Skip navigation

Office Vacancy Drops, but Rents Aren’t Yet Rising, Colliers International Reports

According to a new report by Colliers International, the U.S. office market entered the year on a relatively strong note after the fourth quarter, with a sharp drop in vacancy and a healthy increase in occupied space.

But rents continue to languish, according to Ross Moore, chief economist at Colliers International and author of the report.

The fourth quarter marked a key turning point toward recovery, he says. “With the economy now posting robust growth, all that is needed for a full recovery is a surge in employment.”

With the economy making strides, and the addition of private sector jobs, leasing markets are expected to continue improving as 2011 unfolds.

The fourth quarter data confirms his view that the U.S. office market has entered the recovery stage and will likely make continued progress, assuming the economy stays on the current path, says Moore.

Most encouraging is the 12-month-long gain in private sector employment, he adds.

During the October-December period, professional and business employment was up 2.2% year-over-year, the report says. Widespread rent increases are still unlikely anytime soon, according to Colliers International.

The U.S. national office vacancy rate moved substantially lower during the fourth quarter, dropping 29 basis points, with 100 basis points equal to 1%.

This represented the first drop after 12 quarters of rising vacancy.
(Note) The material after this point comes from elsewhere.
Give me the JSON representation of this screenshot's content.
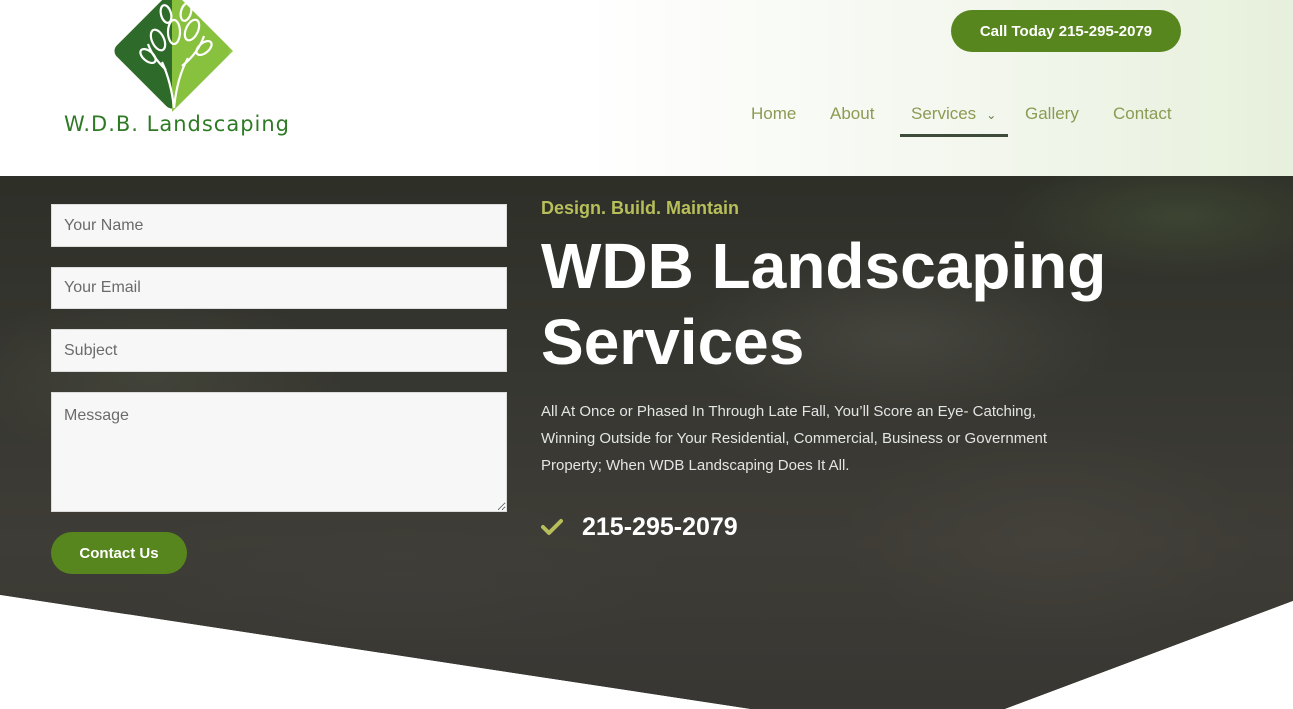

Office vacancies finished the quarter at 16.11%. Moore expects that to mark the beginning of a long decline in vacancy.

During the fourth quarter, downtown vacancies decreased 23 basis points to 14.81%, while suburban vacancy rates fell 32 basis points to register 16.69%.For the year, the U.S. national office vacancy rate fell 12 basis points after peaking in the third quarter.
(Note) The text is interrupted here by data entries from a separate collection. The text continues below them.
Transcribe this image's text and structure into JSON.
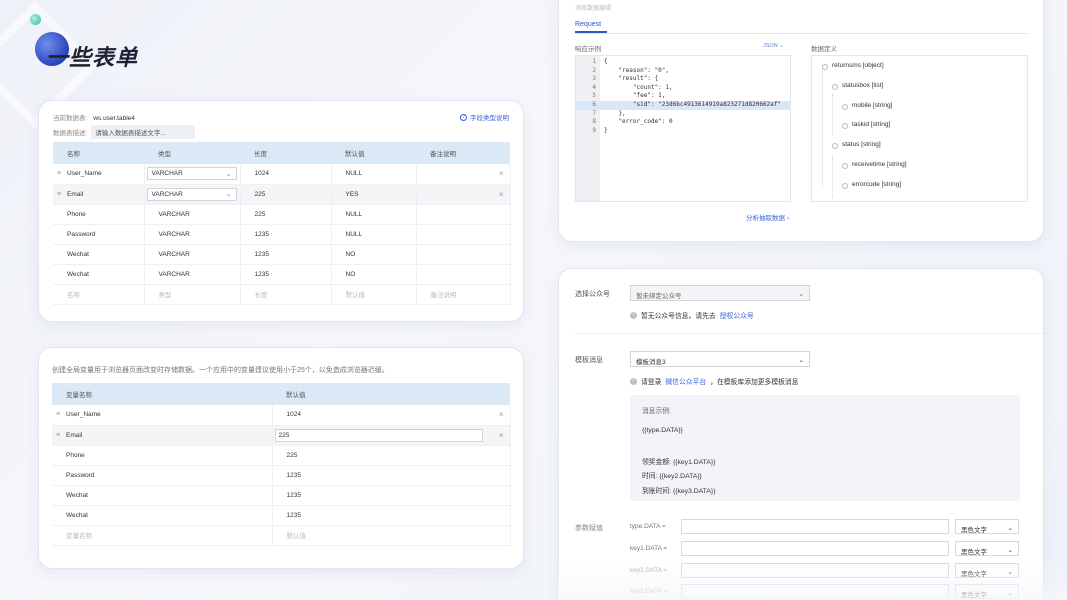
{
  "page": {
    "title": "一些表单"
  },
  "table_form": {
    "current_table_label": "当前数据表:",
    "current_table_value": "ws.user.table4",
    "desc_label": "数据表描述:",
    "desc_placeholder": "请输入数据表描述文字...",
    "help_link": "字段类型说明",
    "columns": [
      "名称",
      "类型",
      "长度",
      "默认值",
      "备注说明"
    ],
    "rows": [
      {
        "name": "User_Name",
        "type": "VARCHAR",
        "length": "1024",
        "default": "NULL",
        "note": ""
      },
      {
        "name": "Email",
        "type": "VARCHAR",
        "length": "225",
        "default": "YES",
        "note": ""
      },
      {
        "name": "Phone",
        "type": "VARCHAR",
        "length": "225",
        "default": "NULL",
        "note": ""
      },
      {
        "name": "Password",
        "type": "VARCHAR",
        "length": "1235",
        "default": "NULL",
        "note": ""
      },
      {
        "name": "Wechat",
        "type": "VARCHAR",
        "length": "1235",
        "default": "NO",
        "note": ""
      },
      {
        "name": "Wechat",
        "type": "VARCHAR",
        "length": "1235",
        "default": "NO",
        "note": ""
      }
    ],
    "placeholder_row": [
      "名称",
      "类型",
      "长度",
      "默认值",
      "备注说明"
    ]
  },
  "vars_form": {
    "note": "创建全局变量用于浏览器页面改变时存储数据。一个应用中的变量建议使用小于25个，以免造成浏览器迟缓。",
    "columns": [
      "变量名称",
      "默认值"
    ],
    "rows": [
      {
        "name": "User_Name",
        "value": "1024"
      },
      {
        "name": "Email",
        "value": "225"
      },
      {
        "name": "Phone",
        "value": "225"
      },
      {
        "name": "Password",
        "value": "1235"
      },
      {
        "name": "Wechat",
        "value": "1235"
      },
      {
        "name": "Wechat",
        "value": "1235"
      }
    ],
    "placeholder_row": [
      "变量名称",
      "默认值"
    ]
  },
  "api_panel": {
    "header": "消息数据编辑",
    "tab": "Request",
    "response_label": "响应示例",
    "format_select": "JSON",
    "definition_label": "数据定义",
    "code_lines": [
      "{",
      "    \"reason\": \"0\",",
      "    \"result\": {",
      "        \"count\": 1,",
      "        \"fee\": 1,",
      "        \"sid\": \"23d6bc4913614919a823271d820662af\"",
      "    },",
      "    \"error_code\": 0",
      "}"
    ],
    "highlight_line": 6,
    "tree": [
      {
        "label": "returnsms [object]",
        "depth": 0
      },
      {
        "label": "statusbox [list]",
        "depth": 1
      },
      {
        "label": "mobile [string]",
        "depth": 2
      },
      {
        "label": "taskid [string]",
        "depth": 2
      },
      {
        "label": "status [string]",
        "depth": 1
      },
      {
        "label": "receivetime [string]",
        "depth": 2
      },
      {
        "label": "errorcode [string]",
        "depth": 2
      }
    ],
    "extract_link": "分析抽取数据"
  },
  "wechat_form": {
    "account_label": "选择公众号",
    "account_value": "暂未绑定公众号",
    "account_info_prefix": "暂无公众号信息。请先去",
    "account_info_link": "授权公众号",
    "template_label": "模板消息",
    "template_value": "模板消息3",
    "template_info_prefix": "请登录",
    "template_info_link": "微信公众平台",
    "template_info_suffix": "，在模板库添加更多模板消息",
    "example_title": "消息示例:",
    "example_lines": [
      "{{type.DATA}}",
      "领奖金额: {{key1.DATA}}",
      "时间: {{key2.DATA}}",
      "到账时间: {{key3.DATA}}"
    ],
    "params_label": "参数赋值",
    "params": [
      {
        "name": "type.DATA",
        "color": "黑色文字"
      },
      {
        "name": "key1.DATA",
        "color": "黑色文字"
      },
      {
        "name": "key2.DATA",
        "color": "黑色文字"
      },
      {
        "name": "key2.DATA",
        "color": "黑色文字"
      }
    ]
  }
}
TAGS: News
Hide comments


  • Allowed HTML tags: <em> <strong> <blockquote> <br> <p>

Plain text

  • No HTML tags allowed.
  • Web page addresses and e-mail addresses turn into links automatically.
  • Lines and paragraphs break automatically.